New technology is making it possible for onsite operators to vastly reduce the weight and volume of food waste and in some cases will permit them to recycle that waste so that it can be used directly in landscaping and grounds maintenance operations. “Closing the waste cycle” in this way promises to make for highly visible sustainability initiatives and is generating a great deal of interest among operators, especially in the college and university foodservice market.
Colleges, which are often at the leading edge of sustainability efforts in the institutional arena, have the large food waste volumes that can make such an effort economical. They also harbor a significant amount of grass roots student interest in making the university environment more ecologically responsible; programs that help them do this are very popular among students and also can enhance the school’s public relations efforts, with dining departments benefitting from this attention.
In early March, the dining department at the University of Texas at Austin had a chance for some major media coverage when FOX News featured it in a TV news report (you can view it here).
UT-Austin began testing the new waste dehydration technology in September as part of its broader sustainability programs, according to Associate Director Scott Meyer.
“It is all about the life long learning experience we provide to our students,” says Meyer. “Students really want to improve the environment and the dining programs is a very visible place where they can see they are having an impact.
The “eCorect” waste dehydrator that makes this initiative possible was first introduced to the U.S. last year by Somat, a commercial foodservice equipment supplier. Somat has licensed exclusive U.S. marketing rights to the technology from a South Korean company which owns the patents to it and makes the actual equipment. (Somat already is a leading producer of pulping equipment which is often integrated with warewashing machines to reduce food waste volume).
Commercial food pulpers typically grind up plate scrapings and food and disposable waste, reducing overall volume by as much as 80 percent and weight by about half. The eCorect machines use heat and mechanical agitation to make this pulp waste decompose into a dry, soil-like substance, reducing its volume and weight by an additional 80 percent or more in under 24 hours (click here to see a demonstration).
The end product is sterile and odor-free and can be used as a soil “amendment” in landscaping. (It may also be used as an ingredient in animal feed and may have other similar applications). An added environmental benefit: the process does not create any of the “greenhouse” methane gas that is typically produced when food waste decomposes in an anerobic landfill environment.
“One of our staff members, Rene Rodriguez, saw this equipment at a conference last year and worked out a deal with the manufacturer so we could test it on our campus,” Meyer says. “It’s located in one of our resident dining halls and only handles a portion of the volume there.”

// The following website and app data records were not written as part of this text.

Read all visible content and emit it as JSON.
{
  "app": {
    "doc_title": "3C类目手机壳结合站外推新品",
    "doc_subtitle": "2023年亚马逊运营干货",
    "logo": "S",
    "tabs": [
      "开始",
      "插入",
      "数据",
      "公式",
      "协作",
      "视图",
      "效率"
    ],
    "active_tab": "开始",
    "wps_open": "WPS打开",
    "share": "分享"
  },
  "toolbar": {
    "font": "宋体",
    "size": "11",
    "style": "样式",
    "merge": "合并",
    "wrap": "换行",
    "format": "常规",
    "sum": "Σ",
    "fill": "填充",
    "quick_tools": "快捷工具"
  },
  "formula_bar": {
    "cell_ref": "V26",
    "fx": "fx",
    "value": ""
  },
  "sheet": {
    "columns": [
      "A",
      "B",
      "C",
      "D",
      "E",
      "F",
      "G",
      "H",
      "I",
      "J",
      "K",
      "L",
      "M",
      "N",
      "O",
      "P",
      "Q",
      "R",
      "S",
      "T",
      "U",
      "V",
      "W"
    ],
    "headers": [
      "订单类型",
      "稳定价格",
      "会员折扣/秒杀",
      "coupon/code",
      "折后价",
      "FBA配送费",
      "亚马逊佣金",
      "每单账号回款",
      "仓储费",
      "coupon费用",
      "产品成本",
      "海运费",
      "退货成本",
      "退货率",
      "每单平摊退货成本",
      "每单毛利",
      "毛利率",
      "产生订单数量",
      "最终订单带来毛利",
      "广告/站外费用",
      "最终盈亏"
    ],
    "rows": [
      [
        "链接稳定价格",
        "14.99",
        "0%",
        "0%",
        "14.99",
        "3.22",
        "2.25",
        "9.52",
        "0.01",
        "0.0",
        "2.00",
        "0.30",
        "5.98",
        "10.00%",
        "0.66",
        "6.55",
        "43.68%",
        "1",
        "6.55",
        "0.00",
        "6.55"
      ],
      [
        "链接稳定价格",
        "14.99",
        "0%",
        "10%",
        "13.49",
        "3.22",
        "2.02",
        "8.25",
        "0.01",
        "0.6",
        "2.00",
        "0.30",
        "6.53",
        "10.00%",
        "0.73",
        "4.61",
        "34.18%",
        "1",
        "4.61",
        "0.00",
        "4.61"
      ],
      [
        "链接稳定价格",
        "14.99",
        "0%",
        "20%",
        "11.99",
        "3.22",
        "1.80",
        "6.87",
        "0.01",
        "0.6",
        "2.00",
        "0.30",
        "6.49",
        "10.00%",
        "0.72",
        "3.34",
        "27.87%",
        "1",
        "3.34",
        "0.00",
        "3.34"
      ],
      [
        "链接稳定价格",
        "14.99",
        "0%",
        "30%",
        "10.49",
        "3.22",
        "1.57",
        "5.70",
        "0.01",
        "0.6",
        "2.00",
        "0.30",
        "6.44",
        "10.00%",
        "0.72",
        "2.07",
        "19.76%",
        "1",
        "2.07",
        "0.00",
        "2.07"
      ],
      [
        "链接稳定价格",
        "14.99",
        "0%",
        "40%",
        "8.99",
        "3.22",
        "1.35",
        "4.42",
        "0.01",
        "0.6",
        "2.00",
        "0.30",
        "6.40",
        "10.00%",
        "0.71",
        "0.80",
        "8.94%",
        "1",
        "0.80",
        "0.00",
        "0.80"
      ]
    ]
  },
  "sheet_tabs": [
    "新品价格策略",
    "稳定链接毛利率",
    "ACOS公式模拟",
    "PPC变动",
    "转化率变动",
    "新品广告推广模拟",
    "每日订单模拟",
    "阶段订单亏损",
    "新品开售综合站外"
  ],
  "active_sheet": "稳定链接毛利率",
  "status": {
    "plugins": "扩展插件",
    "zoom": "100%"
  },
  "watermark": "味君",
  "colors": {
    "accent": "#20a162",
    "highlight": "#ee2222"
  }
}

Based on the test, Meyer’s department has agreed to purchase the first unit now and hopes to purchase a second next fall. That will handle the full volume of waste at one dining hall, “but if we wanted to handle all of the food waste on the campus, it would require several more units,” he adds. The output will be used in the campus’ landscaping program.
The dehydrator units come in several sizes (the model used at UT-Austin is capable of processing between 110-220 pounds of food waste a day). They recycle water and heat and do not require water or venting for operation, although a condensate drain is necessary.
The units are not inexpensive—one that size costs between $25-30,000. However, especially in areas with high hauling and landfill tipping fees, paybacks are estimated to occur in four years or less.